- Batteries may not be as liquid as a financial instruments, but they are probably one of the easier fixed assets to sell off for close to their fair value on short notice.

It may be stuck by lightning, destroyed in some other natural disaster and it will not be covered by some manufacturer's warranty, which may be useless anyway if manufacturer goes out of business which is very likely over decades.

Yes, but these risks can be mitigated by 3rd party warranties and/or insurance. You COULD structure the investment so that it is risk free by giving up some of your return. Since risk free investments are around 0% right now, the bar is fairly low. Also, solar panels are typically covered by home insurance, so it does not seem a stretch that a residential battery bank would be fairly easy to add on to an existing insurance policy.

And yes, insurance company will certainly charge you extra for extra risk, there is no free money.

Of course, but insurance companies exist because they cover risks of assets without causing the investment in the underlying asset to have a negative return.
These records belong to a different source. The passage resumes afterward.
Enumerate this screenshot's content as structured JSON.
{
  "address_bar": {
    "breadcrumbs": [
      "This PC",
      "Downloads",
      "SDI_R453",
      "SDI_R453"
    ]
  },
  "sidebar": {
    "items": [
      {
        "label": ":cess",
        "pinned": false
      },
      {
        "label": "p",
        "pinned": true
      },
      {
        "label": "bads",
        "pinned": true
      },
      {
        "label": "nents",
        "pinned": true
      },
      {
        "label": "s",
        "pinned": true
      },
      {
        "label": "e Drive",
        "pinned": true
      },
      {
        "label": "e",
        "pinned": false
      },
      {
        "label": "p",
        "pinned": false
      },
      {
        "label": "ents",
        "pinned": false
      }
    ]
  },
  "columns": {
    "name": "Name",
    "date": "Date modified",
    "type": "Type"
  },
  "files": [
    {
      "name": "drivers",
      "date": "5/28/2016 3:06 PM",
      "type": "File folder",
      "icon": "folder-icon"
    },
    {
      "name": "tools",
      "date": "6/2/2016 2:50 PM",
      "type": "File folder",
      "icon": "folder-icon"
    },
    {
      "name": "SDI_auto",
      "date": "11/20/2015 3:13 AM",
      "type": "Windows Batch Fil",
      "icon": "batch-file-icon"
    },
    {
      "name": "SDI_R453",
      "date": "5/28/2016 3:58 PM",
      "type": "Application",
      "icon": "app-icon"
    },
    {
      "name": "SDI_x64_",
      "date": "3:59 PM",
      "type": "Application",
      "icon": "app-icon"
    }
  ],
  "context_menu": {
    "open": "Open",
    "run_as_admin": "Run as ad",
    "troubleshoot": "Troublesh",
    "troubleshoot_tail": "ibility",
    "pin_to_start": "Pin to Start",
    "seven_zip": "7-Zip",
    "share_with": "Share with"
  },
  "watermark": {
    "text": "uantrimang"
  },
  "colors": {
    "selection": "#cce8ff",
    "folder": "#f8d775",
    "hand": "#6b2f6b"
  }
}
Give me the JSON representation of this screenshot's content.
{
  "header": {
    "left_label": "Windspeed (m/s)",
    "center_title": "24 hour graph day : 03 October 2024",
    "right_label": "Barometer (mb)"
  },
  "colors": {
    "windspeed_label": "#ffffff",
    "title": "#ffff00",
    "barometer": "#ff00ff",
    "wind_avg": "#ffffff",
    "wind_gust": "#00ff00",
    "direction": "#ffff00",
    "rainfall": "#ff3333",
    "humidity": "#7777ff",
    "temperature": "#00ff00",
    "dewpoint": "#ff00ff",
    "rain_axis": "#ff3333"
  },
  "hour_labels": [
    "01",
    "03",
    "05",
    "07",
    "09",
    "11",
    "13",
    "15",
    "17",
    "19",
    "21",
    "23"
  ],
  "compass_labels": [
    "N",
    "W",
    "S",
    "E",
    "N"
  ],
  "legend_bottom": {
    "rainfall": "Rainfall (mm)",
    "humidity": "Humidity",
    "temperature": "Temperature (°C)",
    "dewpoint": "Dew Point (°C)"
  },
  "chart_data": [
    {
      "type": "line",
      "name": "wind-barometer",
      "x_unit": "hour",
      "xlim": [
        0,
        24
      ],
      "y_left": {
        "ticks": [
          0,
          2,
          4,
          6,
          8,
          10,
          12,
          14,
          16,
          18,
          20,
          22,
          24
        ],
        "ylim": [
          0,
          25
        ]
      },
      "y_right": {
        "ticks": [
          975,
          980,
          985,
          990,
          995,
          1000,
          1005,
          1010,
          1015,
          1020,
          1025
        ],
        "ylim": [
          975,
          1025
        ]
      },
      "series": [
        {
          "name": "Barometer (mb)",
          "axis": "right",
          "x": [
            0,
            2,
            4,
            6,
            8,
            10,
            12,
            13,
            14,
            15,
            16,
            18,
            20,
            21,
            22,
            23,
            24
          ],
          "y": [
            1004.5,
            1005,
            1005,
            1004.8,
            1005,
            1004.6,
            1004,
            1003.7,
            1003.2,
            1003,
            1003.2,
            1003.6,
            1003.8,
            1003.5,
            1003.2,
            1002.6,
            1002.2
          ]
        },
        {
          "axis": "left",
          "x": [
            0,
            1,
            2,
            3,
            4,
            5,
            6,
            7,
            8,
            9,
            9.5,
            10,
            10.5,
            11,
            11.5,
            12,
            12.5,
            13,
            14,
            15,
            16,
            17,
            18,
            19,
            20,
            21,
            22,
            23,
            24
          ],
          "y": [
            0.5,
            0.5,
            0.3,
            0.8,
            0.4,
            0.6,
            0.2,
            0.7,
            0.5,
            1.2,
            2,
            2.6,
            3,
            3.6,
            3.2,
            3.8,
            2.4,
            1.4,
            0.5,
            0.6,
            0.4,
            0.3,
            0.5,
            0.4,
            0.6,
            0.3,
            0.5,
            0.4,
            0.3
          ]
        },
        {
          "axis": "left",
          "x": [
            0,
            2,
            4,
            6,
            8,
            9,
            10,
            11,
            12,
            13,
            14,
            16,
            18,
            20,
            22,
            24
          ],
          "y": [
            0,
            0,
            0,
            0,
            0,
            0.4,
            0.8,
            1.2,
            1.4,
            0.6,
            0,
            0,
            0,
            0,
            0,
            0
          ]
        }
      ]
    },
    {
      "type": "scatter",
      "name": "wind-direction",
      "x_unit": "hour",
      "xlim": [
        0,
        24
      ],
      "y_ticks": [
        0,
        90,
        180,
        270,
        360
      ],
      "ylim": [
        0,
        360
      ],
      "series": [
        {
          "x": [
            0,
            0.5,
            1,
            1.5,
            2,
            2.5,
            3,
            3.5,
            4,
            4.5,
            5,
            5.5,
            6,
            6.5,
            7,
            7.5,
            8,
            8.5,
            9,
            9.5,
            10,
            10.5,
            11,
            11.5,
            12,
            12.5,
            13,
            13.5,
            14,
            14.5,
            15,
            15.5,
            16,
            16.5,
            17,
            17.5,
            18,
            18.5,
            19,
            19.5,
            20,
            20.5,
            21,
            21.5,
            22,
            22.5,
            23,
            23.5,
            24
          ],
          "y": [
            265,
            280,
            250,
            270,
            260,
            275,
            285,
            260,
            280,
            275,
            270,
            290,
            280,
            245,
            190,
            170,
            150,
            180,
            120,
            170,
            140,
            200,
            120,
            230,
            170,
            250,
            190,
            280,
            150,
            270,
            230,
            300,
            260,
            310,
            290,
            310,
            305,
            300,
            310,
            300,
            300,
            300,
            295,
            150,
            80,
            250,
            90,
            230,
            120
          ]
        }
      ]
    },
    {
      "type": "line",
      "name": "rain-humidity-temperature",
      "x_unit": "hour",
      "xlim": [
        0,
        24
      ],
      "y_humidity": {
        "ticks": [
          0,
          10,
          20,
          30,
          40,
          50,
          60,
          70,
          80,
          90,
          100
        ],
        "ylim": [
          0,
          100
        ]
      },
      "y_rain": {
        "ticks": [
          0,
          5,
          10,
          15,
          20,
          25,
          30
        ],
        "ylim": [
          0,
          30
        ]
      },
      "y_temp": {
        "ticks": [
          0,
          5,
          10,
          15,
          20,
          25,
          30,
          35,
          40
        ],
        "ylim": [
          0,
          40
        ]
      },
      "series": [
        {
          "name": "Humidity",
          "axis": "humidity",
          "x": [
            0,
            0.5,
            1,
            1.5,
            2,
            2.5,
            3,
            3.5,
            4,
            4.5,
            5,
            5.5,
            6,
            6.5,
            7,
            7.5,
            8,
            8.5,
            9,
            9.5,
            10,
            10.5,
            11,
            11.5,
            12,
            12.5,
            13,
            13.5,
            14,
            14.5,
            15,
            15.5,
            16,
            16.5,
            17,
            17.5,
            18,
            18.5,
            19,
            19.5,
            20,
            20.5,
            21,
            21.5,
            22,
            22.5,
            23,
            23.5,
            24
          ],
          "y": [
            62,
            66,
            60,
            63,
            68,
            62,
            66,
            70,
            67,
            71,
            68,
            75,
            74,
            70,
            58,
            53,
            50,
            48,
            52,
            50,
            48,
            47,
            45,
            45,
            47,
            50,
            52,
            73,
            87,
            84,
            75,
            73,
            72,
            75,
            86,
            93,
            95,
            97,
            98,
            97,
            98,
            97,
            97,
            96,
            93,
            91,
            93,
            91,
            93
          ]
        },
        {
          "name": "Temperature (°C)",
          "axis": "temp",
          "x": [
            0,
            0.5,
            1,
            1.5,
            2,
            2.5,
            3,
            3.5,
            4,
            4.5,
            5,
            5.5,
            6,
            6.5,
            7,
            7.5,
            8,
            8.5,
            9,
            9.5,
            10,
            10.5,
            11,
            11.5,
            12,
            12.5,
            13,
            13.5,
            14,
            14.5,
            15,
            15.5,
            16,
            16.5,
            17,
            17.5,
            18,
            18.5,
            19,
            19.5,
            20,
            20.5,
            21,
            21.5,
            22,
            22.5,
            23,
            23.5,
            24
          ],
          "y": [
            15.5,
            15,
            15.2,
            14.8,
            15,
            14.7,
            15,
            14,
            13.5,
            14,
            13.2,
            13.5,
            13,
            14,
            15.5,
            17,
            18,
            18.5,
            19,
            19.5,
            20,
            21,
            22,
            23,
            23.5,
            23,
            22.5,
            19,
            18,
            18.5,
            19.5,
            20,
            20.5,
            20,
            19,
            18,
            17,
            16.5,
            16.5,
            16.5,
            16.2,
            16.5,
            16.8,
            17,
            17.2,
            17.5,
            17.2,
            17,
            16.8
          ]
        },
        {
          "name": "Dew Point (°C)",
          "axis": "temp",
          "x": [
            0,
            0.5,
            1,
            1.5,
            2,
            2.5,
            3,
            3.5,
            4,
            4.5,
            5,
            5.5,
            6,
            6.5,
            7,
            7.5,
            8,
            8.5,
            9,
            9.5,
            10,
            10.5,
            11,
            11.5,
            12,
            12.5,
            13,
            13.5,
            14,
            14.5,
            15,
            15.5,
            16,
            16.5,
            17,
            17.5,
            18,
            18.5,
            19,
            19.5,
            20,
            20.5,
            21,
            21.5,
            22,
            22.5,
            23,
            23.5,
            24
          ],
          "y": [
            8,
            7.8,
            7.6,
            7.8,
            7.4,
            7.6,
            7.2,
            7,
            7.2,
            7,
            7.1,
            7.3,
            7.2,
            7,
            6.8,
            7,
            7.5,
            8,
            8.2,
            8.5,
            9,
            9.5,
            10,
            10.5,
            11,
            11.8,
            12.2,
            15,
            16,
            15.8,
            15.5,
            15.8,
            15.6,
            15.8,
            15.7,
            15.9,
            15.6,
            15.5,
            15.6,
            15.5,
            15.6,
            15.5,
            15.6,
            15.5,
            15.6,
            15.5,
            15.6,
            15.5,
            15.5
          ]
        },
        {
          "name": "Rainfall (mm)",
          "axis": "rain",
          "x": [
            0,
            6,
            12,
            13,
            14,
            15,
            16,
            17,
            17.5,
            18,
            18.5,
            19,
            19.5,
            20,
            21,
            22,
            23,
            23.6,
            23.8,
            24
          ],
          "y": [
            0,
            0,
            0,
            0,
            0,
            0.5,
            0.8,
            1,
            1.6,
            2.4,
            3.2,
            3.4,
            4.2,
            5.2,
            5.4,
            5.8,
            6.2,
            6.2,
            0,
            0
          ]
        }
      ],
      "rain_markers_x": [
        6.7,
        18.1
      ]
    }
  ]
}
The risks to a residential battery bank are similar to the risks to a home, so it seems reasonable to assume the additional insurance cost to someone who already has home owner's insurance would be minimal.

most original S&P 500 companies are out of business or out of S&P.

Good point. The original poster seemed to be unaware of the concept of survivorship bias. . .
This is much better than the usual financial discussion that occurs on Slashdot. Now we just need you to make an account so that you are no longer an Anon and can help Slashdot have more rational financial posts.

The absent ones are always at fault.